What the exercise asks ▸ Work through the data below and copy out every line where "shade" is found.

Source data ▸
===============
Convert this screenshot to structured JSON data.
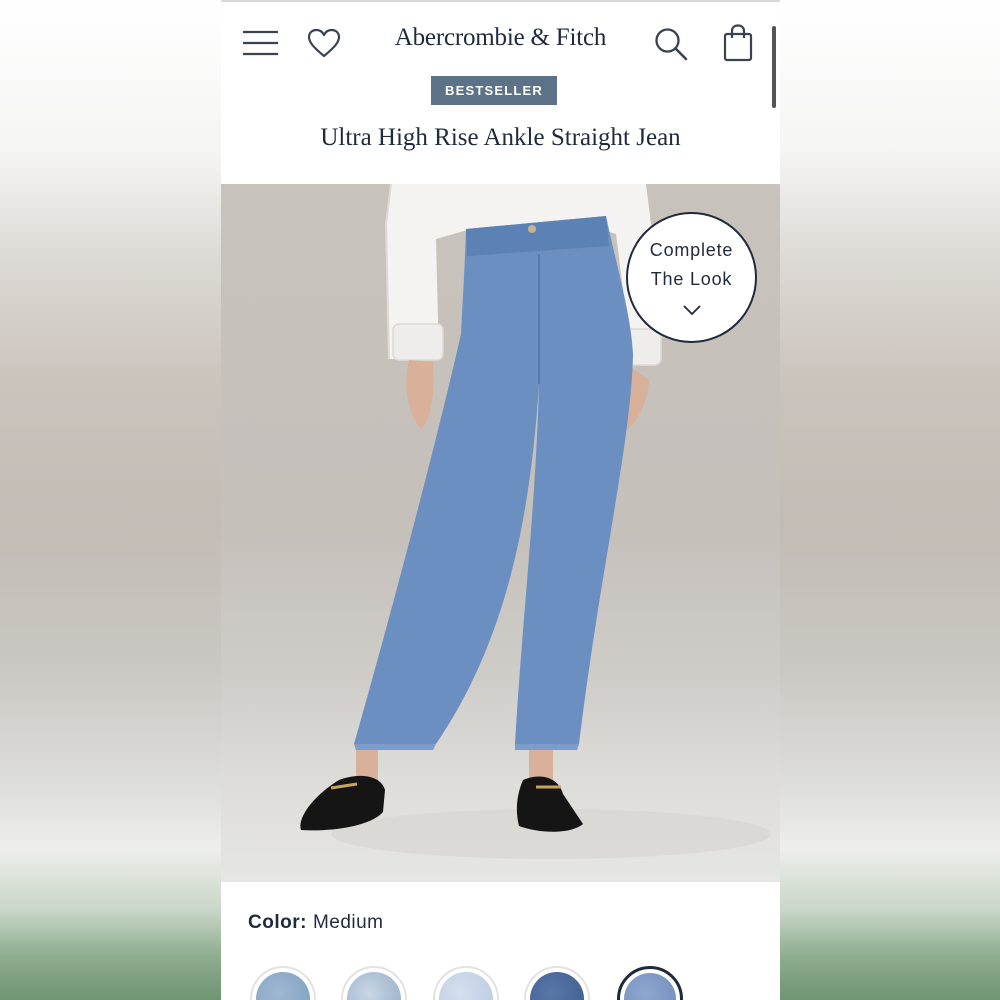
{
  "app": {
    "brand": "Abercrombie & Fitch",
    "accent_color": "#1f2a3d",
    "badge_color": "#5b7287"
  },
  "header": {
    "icons": [
      "menu-icon",
      "heart-icon",
      "search-icon",
      "shopping-bag-icon"
    ]
  },
  "product": {
    "badge": "BESTSELLER",
    "title": "Ultra High Rise Ankle Straight Jean"
  },
  "complete_the_look": {
    "line1": "Complete",
    "line2": "The Look",
    "icon": "chevron-down-icon"
  },
  "color_selector": {
    "label": "Color:",
    "selected_value": "Medium",
    "swatches": [
      {
        "shade": "#7f9ec0"
      },
      {
        "shade": "#93a9c3"
      },
      {
        "shade": "#b9c8de"
      },
      {
        "shade": "#3c5a8e"
      },
      {
        "shade": "#6f8bbb",
        "selected": true
      }
    ]
  }
}
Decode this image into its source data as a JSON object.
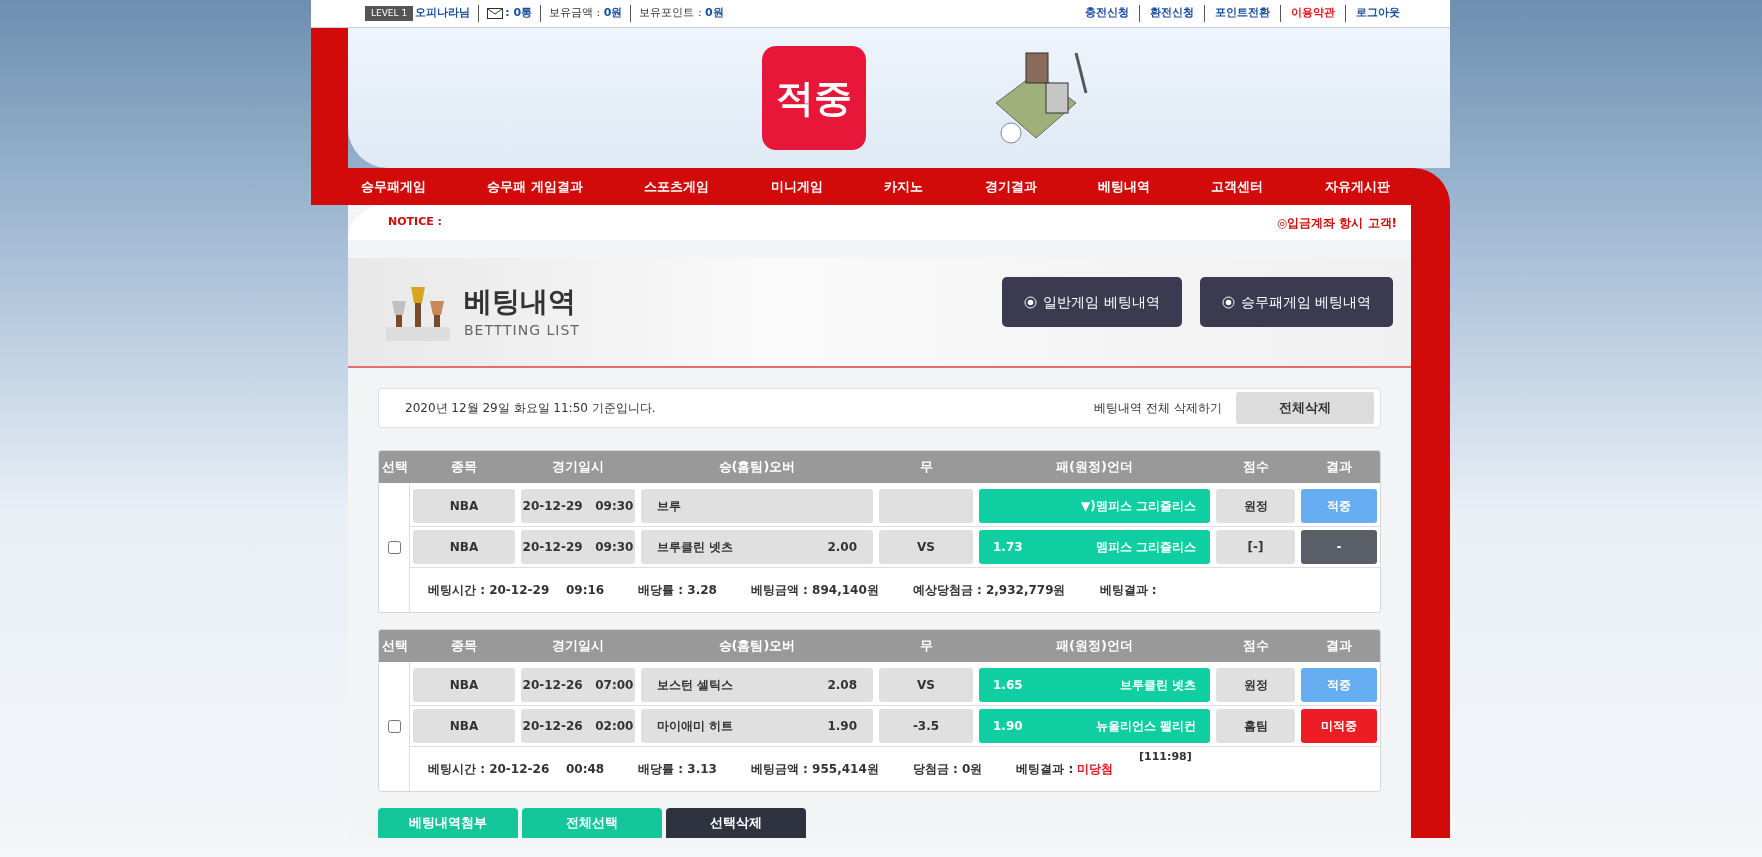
{
  "top_bar": {
    "level_badge": "LEVEL 1",
    "username": "오피나라님",
    "messages": ": 0통",
    "stats": [
      {
        "label": "보유금액 :",
        "value": "0원"
      },
      {
        "label": "보유포인트 :",
        "value": "0원"
      }
    ],
    "links": [
      {
        "label": "충전신청",
        "color": "#1a4fa0"
      },
      {
        "label": "환전신청",
        "color": "#1a4fa0"
      },
      {
        "label": "포인트전환",
        "color": "#1a4fa0"
      },
      {
        "label": "이용약관",
        "color": "#e8161e"
      },
      {
        "label": "로그아웃",
        "color": "#1a4fa0"
      }
    ]
  },
  "logo": {
    "text": "적중"
  },
  "nav": [
    "승무패게임",
    "승무패 게임결과",
    "스포츠게임",
    "미니게임",
    "카지노",
    "경기결과",
    "베팅내역",
    "고객센터",
    "자유게시판"
  ],
  "notice": {
    "label": "NOTICE :",
    "message": "◎입금계좌 항시 고객!"
  },
  "page_title": {
    "title": "베팅내역",
    "subtitle": "BETTTING LIST"
  },
  "tabs": [
    {
      "label": "일반게임 베팅내역"
    },
    {
      "label": "승무패게임 베팅내역"
    }
  ],
  "date_bar": {
    "text": "2020년 12월 29일 화요일 11:50 기준입니다.",
    "delete_all_label": "베팅내역 전체 삭제하기",
    "delete_all_button": "전체삭제"
  },
  "bet_slips": [
    {
      "columns": [
        "선택",
        "종목",
        "경기일시",
        "승(홈팀)오버",
        "무",
        "패(원정)언더",
        "점수",
        "결과"
      ],
      "checked": false,
      "rows": [
        {
          "league": "NBA",
          "date": "20-12-29",
          "time": "09:30",
          "home": {
            "team": "브루"
          },
          "away": {
            "team": "▼)멤피스 그리즐리스"
          },
          "score": "원정",
          "result": {
            "label": "적중",
            "kind": "hit"
          }
        },
        {
          "league": "NBA",
          "date": "20-12-29",
          "time": "09:30",
          "home": {
            "team": "브루클린 넷츠",
            "odds": "2.00"
          },
          "draw": "VS",
          "away": {
            "odds": "1.73",
            "team": "멤피스 그리즐리스"
          },
          "score": "[-]",
          "result": {
            "label": "-",
            "kind": "pending"
          }
        }
      ],
      "summary": [
        {
          "label": "베팅시간 :",
          "value": "20-12-29    09:16"
        },
        {
          "label": "배당률 :",
          "value": "3.28"
        },
        {
          "label": "베팅금액 :",
          "value": "894,140원"
        },
        {
          "label": "예상당첨금 :",
          "value": "2,932,779원"
        },
        {
          "label": "베팅결과 :"
        }
      ]
    },
    {
      "columns": [
        "선택",
        "종목",
        "경기일시",
        "승(홈팀)오버",
        "무",
        "패(원정)언더",
        "점수",
        "결과"
      ],
      "checked": false,
      "rows": [
        {
          "league": "NBA",
          "date": "20-12-26",
          "time": "07:00",
          "home": {
            "team": "보스턴 셀틱스",
            "odds": "2.08"
          },
          "draw": "VS",
          "away": {
            "odds": "1.65",
            "team": "브루클린 넷츠"
          },
          "score": "원정",
          "result": {
            "label": "적중",
            "kind": "hit"
          }
        },
        {
          "league": "NBA",
          "date": "20-12-26",
          "time": "02:00",
          "home": {
            "team": "마이애미 히트",
            "odds": "1.90"
          },
          "draw": "-3.5",
          "away": {
            "odds": "1.90",
            "team": "뉴올리언스 펠리컨"
          },
          "score": "홈팀",
          "result": {
            "label": "미적중",
            "kind": "miss"
          }
        }
      ],
      "summary": [
        {
          "label": "베팅시간 :",
          "value": "20-12-26    00:48"
        },
        {
          "label": "배당률 :",
          "value": "3.13"
        },
        {
          "label": "베팅금액 :",
          "value": "955,414원"
        },
        {
          "label": "당첨금 :",
          "value": "0원"
        },
        {
          "label": "베팅결과 :",
          "value": "미당첨",
          "kind": "loss"
        }
      ],
      "score_note": "[111:98]"
    }
  ],
  "actions": [
    {
      "label": "베팅내역첨부",
      "kind": "primary"
    },
    {
      "label": "전체선택",
      "kind": "primary"
    },
    {
      "label": "선택삭제",
      "kind": "dark"
    }
  ]
}
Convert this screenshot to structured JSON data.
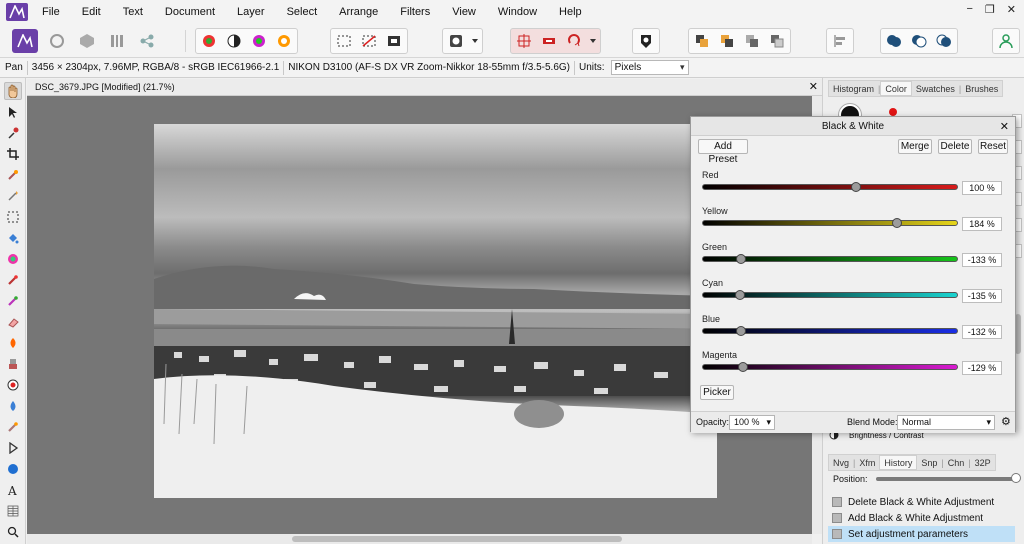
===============
Worked solution ▸
        "shade": "#7f9ec0"
        "shade": "#93a9c3"
        "shade": "#b9c8de"
        "shade": "#3c5a8e"
        "shade": "#6f8bbb",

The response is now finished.